A Bloomberg survey of digital marketing executives in Europe and Asia just ahead of the publication of this report pointed to a 10%-20% rise in mobile advertising budgets. Given that Facebook ad growth outpaced that of its chief rivals Google and Twitter in the third quarter, it’s expected to benefit the most among its rivals. FB’s standalone opportunities include e-commerce solutions Pay, and Instagram Checkout. Consensus gross merchandise volume on the latter in year one points to $1.2bn. Overall FB’s year has demonstrated a fair attempt at controlling expenditure, enabling it to benefit from easier comparable quarters.
Investor reaction to the co-founders’ partial exit was eloquently communicated by the stock barely moving in the succeeding sessions. In fact, Larry Page and Sergey Brin were widely deemed to have disengaged years earlier. Notwithstanding the persisting regulatory headwinds Google faces on both sides of the Atlantic, steady advertising growth demand (referenced in the Bloomberg survey described above) should underpin Alphabet – even if the greater share of the pie currently looks destined for GOOG’s chief rival FB.
On the other hand, with a 2020 sales growth consensus of 18% vs. 22% at Facebook, Alphabet faces a less punishing year, even if it continues to be outflanked by faster-growing rivals. Alphabet also faces persistent questions about operating margin strength as it tries to balance hefty investment needs with profitability. It has yet to win back investors’ complete confidence that it’s got the balance right.
The second-worst-performing FAANG stocks in 2019 shows more than a hint of over-reaction that points to an upside opportunity in the year ahead. Free one-day shipping for Prime members has ravaged AMZN margins, but the quantum of revenue growth promised is considerable. Continued gains in ad, cloud and international margins ought to help offset the drag. Heavy expenses, including those related to the build-out of Amazon's private delivery network and Amazon Web Services (AWS), have hurt AMZN multiples.
With ample evidence that the addressable cloud market can support market leader AWS, fastest-grower Microsoft and relatively recent entrant Google, the cloud opportunity continues to eclipse AMZN’s ramp up costs. Even as margin volatility is expected to continue in 2020, 24.7% expected growth in advertising revenue in 2020 to $13.1bn, rising to $19.8bn in 2022, poses challenges for those betting against AMZN.
The 75 million U.S. Netflix subscribers Wall Street expects by 2024 will mean it remains the dominant individual streaming company, despite the deluge of new entrants emerging in recent months. $6.99 Disney+ will present the biggest challenge to NFLX, given that the midpoint of its projected U.S. customers by 2024 could be 85 million.
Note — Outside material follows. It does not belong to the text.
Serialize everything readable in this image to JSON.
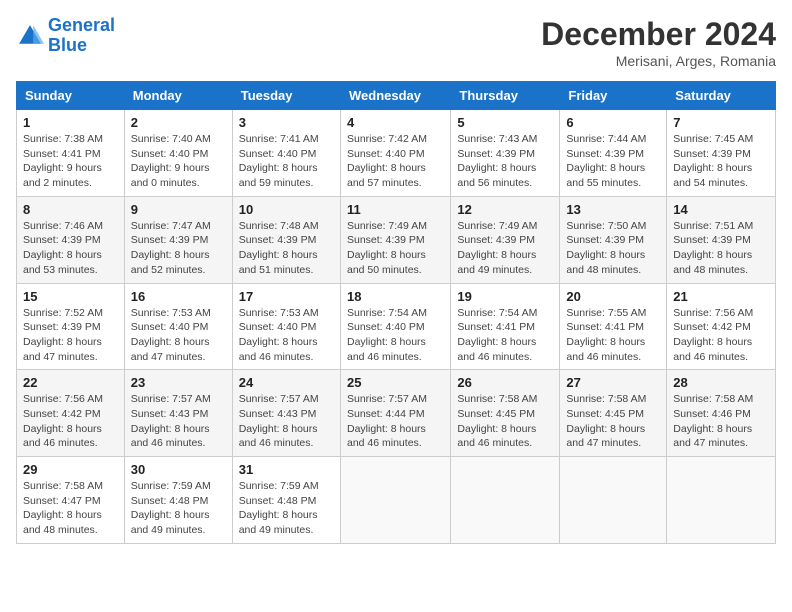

Joint subscriptions in Disney-owned Hulu and co-owned ESPN+ would cost $12.99, level with the standard Netflix $13 plan. Such optics, plus NFLX’s long timeline to profitability can make 2020 just as hazardous for the stock as 2019. That’s despite an unassailable 300 million total NFLX subscribers, including international ones, widely forecast in around four years.
If 2020 is a year for anything at Apple, it will be the year of the 5G iPhone. The possibility of a cyclical upturn in sales of fast-network retooled handsets is obvious. However, it’s the maturity of the iPhone market that has largely restrained Apple growth over the last few years. As such, Apple can be expected to continue to train investors to study its ‘services’ side for truly sustainable expansion drivers. The 18.4% services rise year-on-year in the final 2019 quarter is well-founded, as the installed base edges higher amid rising prices and new offerings. Still, persisting China and tariff risks suggest that a reasonable discount against 2020 forecasts would be prudent. That said, solid gross margin stability into new year should limit negative eventualities.